In the run-up to Valentine's Day on Monday, gardaí are warning members of the public to be vigilant of romance fraud, the incidence of which increased by 86 per cent in 2021.
Illustrating the wide range of people targeted by these types of scams, gardaí released case studies, one of which involved a 51-year-old woman who believed she was in an online relationship with a man. The victim transferred €90,000 as a business loan to the man, but now believes it was a case of fraud.
According to Garda figures, 70 per cent of romance fraud victims are women, with scammers generally attempting to get their victim to send money by a number of manipulative means.

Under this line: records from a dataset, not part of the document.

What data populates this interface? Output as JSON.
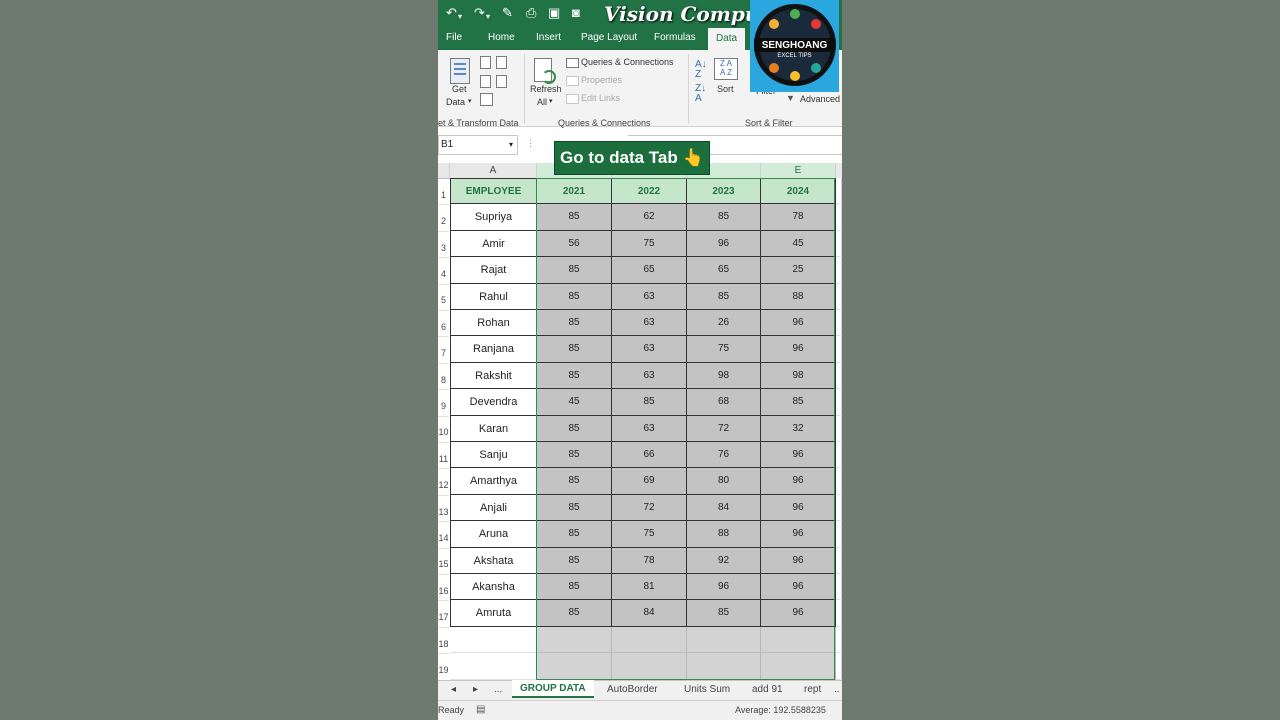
{
  "quick_access": {
    "undo": "↶",
    "redo": "↷"
  },
  "watermark": "Vision Compute",
  "ribbon_tabs": [
    {
      "label": "File"
    },
    {
      "label": "Home"
    },
    {
      "label": "Insert"
    },
    {
      "label": "Page Layout"
    },
    {
      "label": "Formulas"
    },
    {
      "label": "Data",
      "active": true
    }
  ],
  "ribbon": {
    "get_data_line1": "Get",
    "get_data_line2": "Data",
    "refresh_line1": "Refresh",
    "refresh_line2": "All",
    "queries_connections": "Queries & Connections",
    "properties": "Properties",
    "edit_links": "Edit Links",
    "sort": "Sort",
    "filter": "Filter",
    "advanced": "Advanced",
    "group_get_transform": "et & Transform Data",
    "group_queries": "Queries & Connections",
    "group_sort_filter": "Sort & Filter"
  },
  "name_box": "B1",
  "tooltip": "Go to data Tab 👆",
  "columns": {
    "a": "A",
    "e": "E"
  },
  "table": {
    "headers": [
      "EMPLOYEE",
      "2021",
      "2022",
      "2023",
      "2024"
    ],
    "rows": [
      [
        "Supriya",
        "85",
        "62",
        "85",
        "78"
      ],
      [
        "Amir",
        "56",
        "75",
        "96",
        "45"
      ],
      [
        "Rajat",
        "85",
        "65",
        "65",
        "25"
      ],
      [
        "Rahul",
        "85",
        "63",
        "85",
        "88"
      ],
      [
        "Rohan",
        "85",
        "63",
        "26",
        "96"
      ],
      [
        "Ranjana",
        "85",
        "63",
        "75",
        "96"
      ],
      [
        "Rakshit",
        "85",
        "63",
        "98",
        "98"
      ],
      [
        "Devendra",
        "45",
        "85",
        "68",
        "85"
      ],
      [
        "Karan",
        "85",
        "63",
        "72",
        "32"
      ],
      [
        "Sanju",
        "85",
        "66",
        "76",
        "96"
      ],
      [
        "Amarthya",
        "85",
        "69",
        "80",
        "96"
      ],
      [
        "Anjali",
        "85",
        "72",
        "84",
        "96"
      ],
      [
        "Aruna",
        "85",
        "75",
        "88",
        "96"
      ],
      [
        "Akshata",
        "85",
        "78",
        "92",
        "96"
      ],
      [
        "Akansha",
        "85",
        "81",
        "96",
        "96"
      ],
      [
        "Amruta",
        "85",
        "84",
        "85",
        "96"
      ]
    ]
  },
  "row_numbers": [
    "1",
    "2",
    "3",
    "4",
    "5",
    "6",
    "7",
    "8",
    "9",
    "10",
    "11",
    "12",
    "13",
    "14",
    "15",
    "16",
    "17",
    "18",
    "19"
  ],
  "sheet_tabs": [
    {
      "label": "GROUP DATA",
      "active": true
    },
    {
      "label": "AutoBorder"
    },
    {
      "label": "Units Sum"
    },
    {
      "label": "add 91"
    },
    {
      "label": "rept"
    }
  ],
  "sheet_nav": {
    "prev": "◂",
    "next": "▸",
    "more": "..."
  },
  "status": {
    "ready": "Ready",
    "average": "Average: 192.5588235"
  },
  "logo": {
    "name": "SENGHOANG",
    "sub": "EXCEL TIPS"
  },
  "colors": {
    "excel_green": "#217346",
    "selection": "#c3c3c3",
    "header_fill": "#c6e6cb"
  }
}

In another case study, a 38-year-old man reported he sent €3,800 via Bitcoin to a woman he had engaged with online, after she said she needed money to return home to Mexico.
Among the most common ways fraudsters extract money from their victim is by asking for money to cover travelling to see them, to cover medial expenses for the scammer or a member of their family, or asking for an investment in a business opportunity.

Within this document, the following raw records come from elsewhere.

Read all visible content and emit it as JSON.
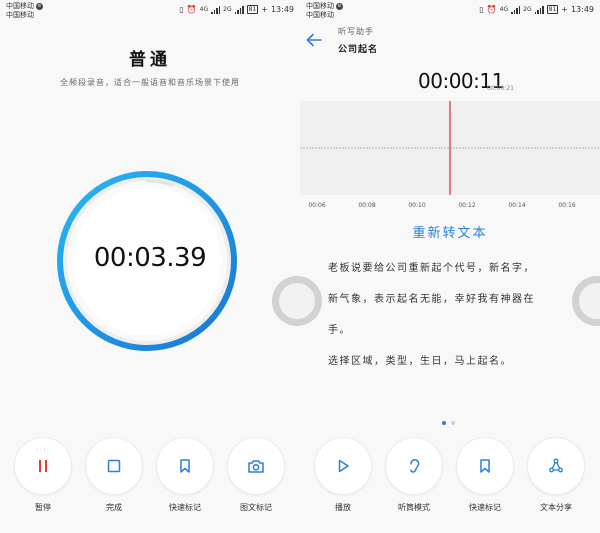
{
  "status_bar": {
    "carrier_1": "中国移动",
    "carrier_2": "中国移动",
    "carrier_badge": "e",
    "network_1": "4G",
    "network_2": "2G",
    "battery": "81",
    "time": "13:49"
  },
  "recording": {
    "mode_title": "普通",
    "mode_description": "全频段录音，适合一般语音和音乐场景下使用",
    "elapsed": "00:03.39",
    "progress": 0.05
  },
  "recording_actions": [
    {
      "label": "暂停",
      "icon": "pause-icon"
    },
    {
      "label": "完成",
      "icon": "stop-icon"
    },
    {
      "label": "快速标记",
      "icon": "bookmark-icon"
    },
    {
      "label": "图文标记",
      "icon": "camera-icon"
    }
  ],
  "playback": {
    "subtitle": "听写助手",
    "title": "公司起名",
    "current_time": "00:00:11",
    "total_time": "00:00:21",
    "timeline_ticks": [
      "00:06",
      "00:08",
      "00:10",
      "00:12",
      "00:14",
      "00:16"
    ],
    "reconvert_label": "重新转文本",
    "transcript_lines": [
      "老板说要给公司重新起个代号，新名字，",
      "新气象，表示起名无能，幸好我有神器在",
      "手。",
      "选择区域，类型，生日，马上起名。"
    ],
    "page_count": 2,
    "active_page": 1
  },
  "playback_actions": [
    {
      "label": "播放",
      "icon": "play-icon"
    },
    {
      "label": "听筒模式",
      "icon": "ear-icon"
    },
    {
      "label": "快速标记",
      "icon": "bookmark-icon"
    },
    {
      "label": "文本分享",
      "icon": "share-icon"
    }
  ],
  "colors": {
    "accent": "#2a7fdc",
    "pause_red": "#e53935",
    "playhead": "#d32f2f",
    "dial_gradient_start": "#29b6f6",
    "dial_gradient_end": "#1976d2"
  }
}
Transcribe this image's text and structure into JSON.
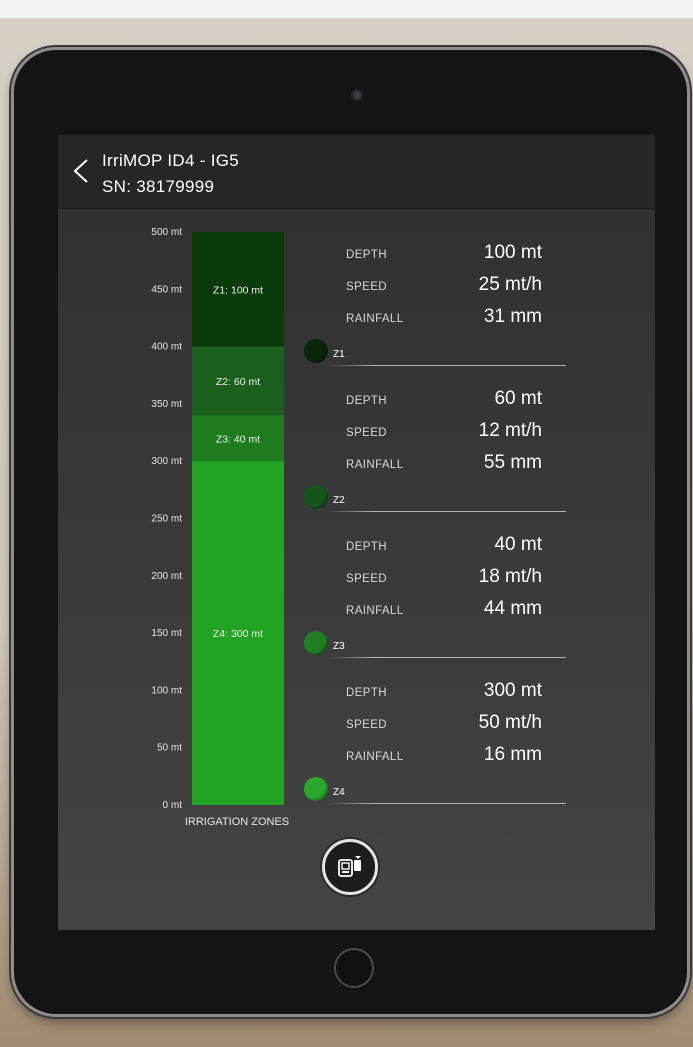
{
  "header": {
    "title": "IrriMOP ID4 - IG5",
    "serial": "SN: 38179999"
  },
  "chart_data": {
    "type": "bar",
    "orientation": "vertical-stacked",
    "xlabel": "IRRIGATION ZONES",
    "ylim": [
      0,
      500
    ],
    "unit": "mt",
    "ticks": [
      "500 mt",
      "450 mt",
      "400 mt",
      "350 mt",
      "300 mt",
      "250 mt",
      "200 mt",
      "150 mt",
      "100 mt",
      "50 mt",
      "0 mt"
    ],
    "segments": [
      {
        "label": "Z1: 100 mt",
        "value": 100,
        "color": "#0b3a0d"
      },
      {
        "label": "Z2: 60 mt",
        "value": 60,
        "color": "#1a5f1c"
      },
      {
        "label": "Z3: 40 mt",
        "value": 40,
        "color": "#1e7c1f"
      },
      {
        "label": "Z4: 300 mt",
        "value": 300,
        "color": "#22a323"
      }
    ]
  },
  "zones": [
    {
      "name": "Z1",
      "depth_label": "DEPTH",
      "depth": "100 mt",
      "speed_label": "SPEED",
      "speed": "25 mt/h",
      "rainfall_label": "RAINFALL",
      "rainfall": "31 mm",
      "dot_color": "#0a250b"
    },
    {
      "name": "Z2",
      "depth_label": "DEPTH",
      "depth": "60 mt",
      "speed_label": "SPEED",
      "speed": "12 mt/h",
      "rainfall_label": "RAINFALL",
      "rainfall": "55 mm",
      "dot_color": "#15541a"
    },
    {
      "name": "Z3",
      "depth_label": "DEPTH",
      "depth": "40 mt",
      "speed_label": "SPEED",
      "speed": "18 mt/h",
      "rainfall_label": "RAINFALL",
      "rainfall": "44 mm",
      "dot_color": "#1f7f22"
    },
    {
      "name": "Z4",
      "depth_label": "DEPTH",
      "depth": "300 mt",
      "speed_label": "SPEED",
      "speed": "50 mt/h",
      "rainfall_label": "RAINFALL",
      "rainfall": "16 mm",
      "dot_color": "#2aa82b"
    }
  ],
  "icons": {
    "back": "chevron-left-icon",
    "compare": "id-compare-icon"
  }
}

Gardaí also warned there is an increasing link between romance and investment frauds, as scammers ask their victim to invest in a fraudulent scheme or business.

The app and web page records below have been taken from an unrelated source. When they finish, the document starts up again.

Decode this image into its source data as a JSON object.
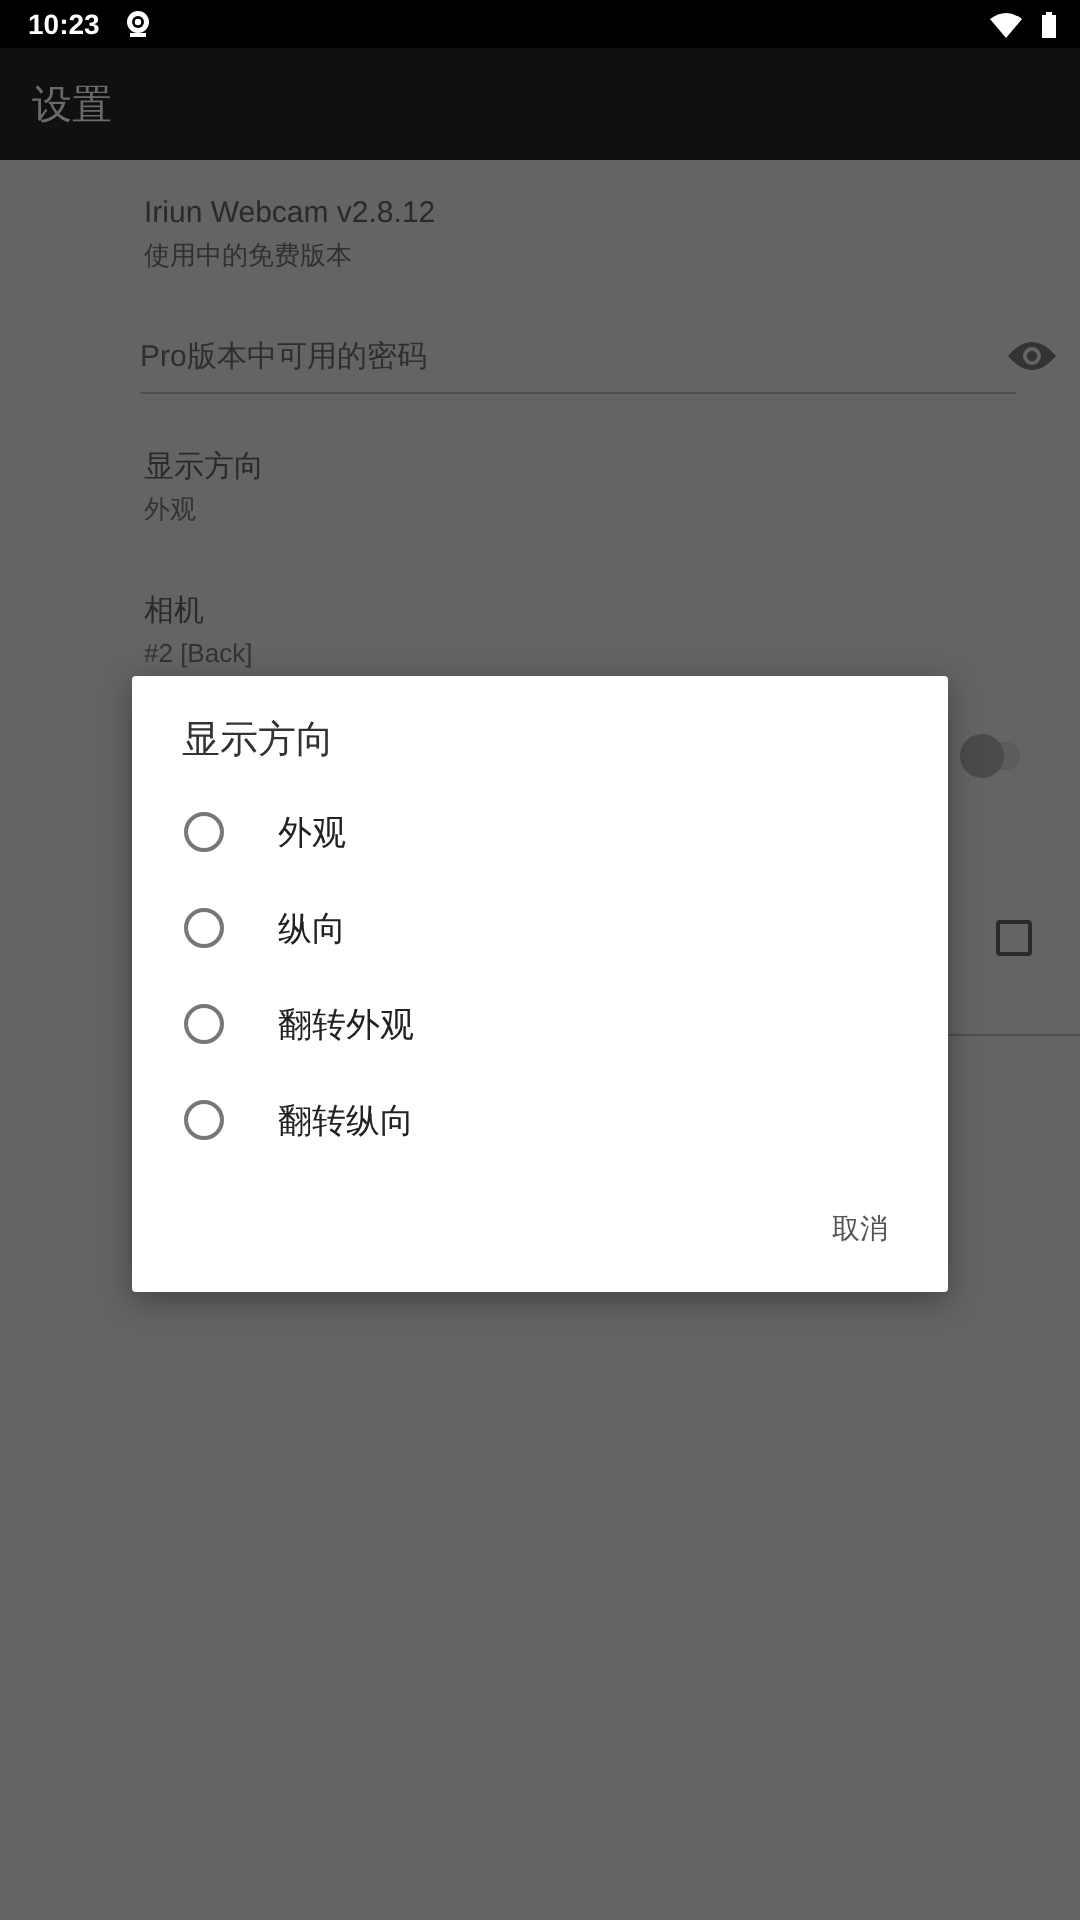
{
  "status_bar": {
    "time": "10:23"
  },
  "app_bar": {
    "title": "设置"
  },
  "settings": {
    "version": {
      "title": "Iriun Webcam v2.8.12",
      "subtitle": "使用中的免费版本"
    },
    "password": {
      "placeholder": "Pro版本中可用的密码"
    },
    "items": [
      {
        "title": "显示方向",
        "subtitle": "外观"
      },
      {
        "title": "相机",
        "subtitle": "#2 [Back]"
      }
    ],
    "switch": {
      "on": false
    },
    "checkbox": {
      "checked": false
    }
  },
  "dialog": {
    "title": "显示方向",
    "options": [
      {
        "label": "外观",
        "selected": false
      },
      {
        "label": "纵向",
        "selected": false
      },
      {
        "label": "翻转外观",
        "selected": false
      },
      {
        "label": "翻转纵向",
        "selected": false
      }
    ],
    "cancel": "取消"
  }
}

People are asked to be mindful of the huge risks involved in investing in cryptocurrencies, not to send any money to someone they met online or through an app, and to seek professional and legal advice before investing their money in any venture.
Gardaí are involved in work with Europol to disrupt romance frauds, particularly involving organised crime groups, and monitor dating sites and apps for this reason.
Among the signs of romance fraud are:
- The person tries to move the communications away from the dating website/app, suggesting instant messaging, text or phone calls instead.
- They ask a lot of personal questions but avoid answering similar questions about themself, or supply answers which do not seem realistic.
- They try to establish a bond quickly.
- They mention their financial difficulties, hoping you will offer assistance, or may ask outright for help.
- They ask you to invest in a scheme or business, which is likely fraudulent.
- They never meet you in person. They may make arrangements to meet but end up cancelling last minute, or offer excuses as to why they cannot meet you, such as financial troubles.
To avoid falling victim to romance fraud, gardaí advise only using trusted dating websites/apps, not to share personal details, not to send or receive money, to think twice before using your webcam and to trust your instincts.
Anyone who believes they have been targetted by a romance fraud, or thinks their personal information has been compromised is asked to contact any Garda station and report the crime, with all reports treated in confidence.